Vincent Duluc (« L’Équipe ») : One of the last sentences of the book is: “I’m pretty sure there is no such thing as a fulfilled life”. What is it that you’ve left unfinished?
Arsène Wenger : There are many things I haven’t won as many times as I wanted to, and others I haven’t won at all, but also many things I’ve neglected, my family in particular. All lives are cut short, that’s the very definition of it, you just can’t achieve everything.
Vincent Duluc (« L’Équipe ») : You turned down Real, Bayern, PSG, in particular, France as well. Do you wish you hadn’t?
Arsène Wenger : Yes, I do, somehow. They were great clubs. Jean-Claude Blanc insisted I should go to Juve, too. I feel regret, but at the same time, I take pride in having served my club to the very end, in carrying the project through. To me, this goes beyond winning any title. I’m the longest-serving Monaco coach, I stayed there seven years. I was made for this kind of loyalty. I’m also the kind of guy who has a built-in motivation. I am always keen on improving myself, and people like me want to do their job their own way. I‘m not sure I could have done this in Madrid.
Vincent Duluc (« L’Équipe ») : Was it difficult to talk about yourself, in this book?

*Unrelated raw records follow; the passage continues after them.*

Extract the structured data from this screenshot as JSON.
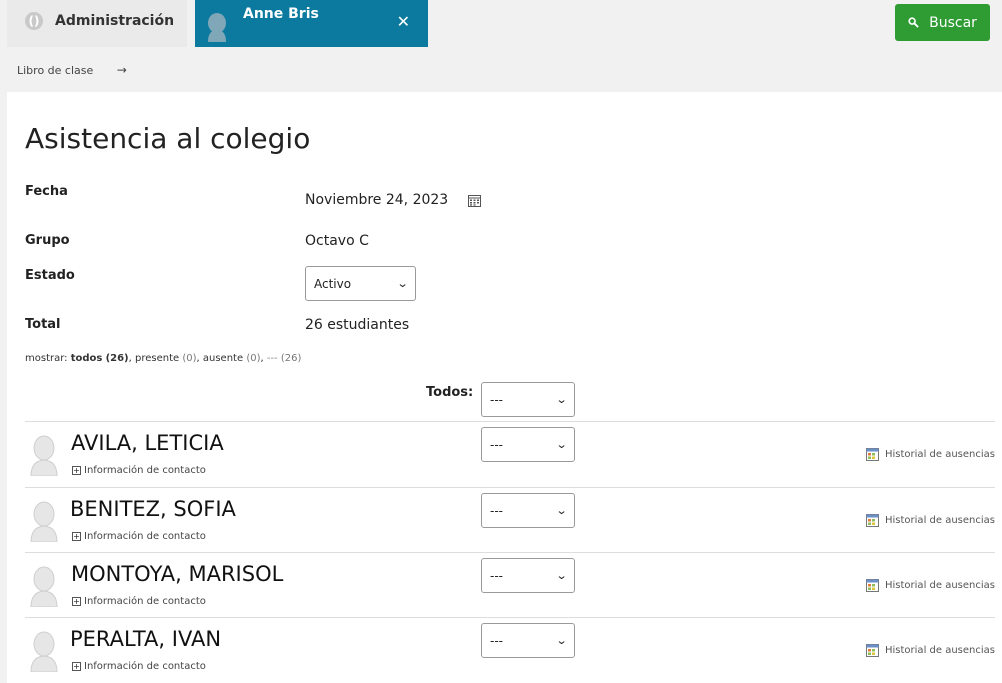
{
  "topbar": {
    "admin_tab": "Administración",
    "user_tab": "Anne Bris",
    "close_glyph": "✕",
    "search_label": "Buscar"
  },
  "breadcrumb": {
    "item": "Libro de clase",
    "arrow": "→"
  },
  "page": {
    "title": "Asistencia al colegio",
    "fields": {
      "fecha_label": "Fecha",
      "fecha_value": "Noviembre 24, 2023",
      "grupo_label": "Grupo",
      "grupo_value": "Octavo C",
      "estado_label": "Estado",
      "estado_value": "Activo",
      "total_label": "Total",
      "total_value": "26 estudiantes"
    },
    "filter": {
      "prefix": "mostrar:",
      "todos": "todos",
      "todos_count": "(26)",
      "presente": "presente",
      "presente_count": "(0)",
      "ausente": "ausente",
      "ausente_count": "(0)",
      "dash": "---",
      "dash_count": "(26)"
    },
    "todos_label": "Todos:",
    "todos_select": "---"
  },
  "students": [
    {
      "name": "AVILA, LETICIA",
      "contact": "Información de contacto",
      "status": "---",
      "history": "Historial de ausencias"
    },
    {
      "name": "BENITEZ, SOFIA",
      "contact": "Información de contacto",
      "status": "---",
      "history": "Historial de ausencias"
    },
    {
      "name": "MONTOYA, MARISOL",
      "contact": "Información de contacto",
      "status": "---",
      "history": "Historial de ausencias"
    },
    {
      "name": "PERALTA, IVAN",
      "contact": "Información de contacto",
      "status": "---",
      "history": "Historial de ausencias"
    }
  ],
  "colors": {
    "active_tab": "#0c7a9e",
    "search_button": "#2e9b33"
  },
  "icons": {
    "logo": "app-logo-icon",
    "avatar": "user-silhouette-icon",
    "search": "search-icon",
    "calendar": "calendar-icon",
    "expand": "plus-box-icon",
    "history": "calendar-history-icon"
  }
}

Arsène Wenger : Yes, it was, very difficult. I don’t like it. I am a discreet person. I belong in a generation of people who didn’t talk about themselves. It was a kind of torture. I’ve never been outspoken in the media, nor have I been written about in papers, for other reasons than being a coach. That was tough. But writing this book was also my way of saying: my coaching years are over. That’s why I refused to do it before. Getting old is no weakling business (smiles)
By LE GALL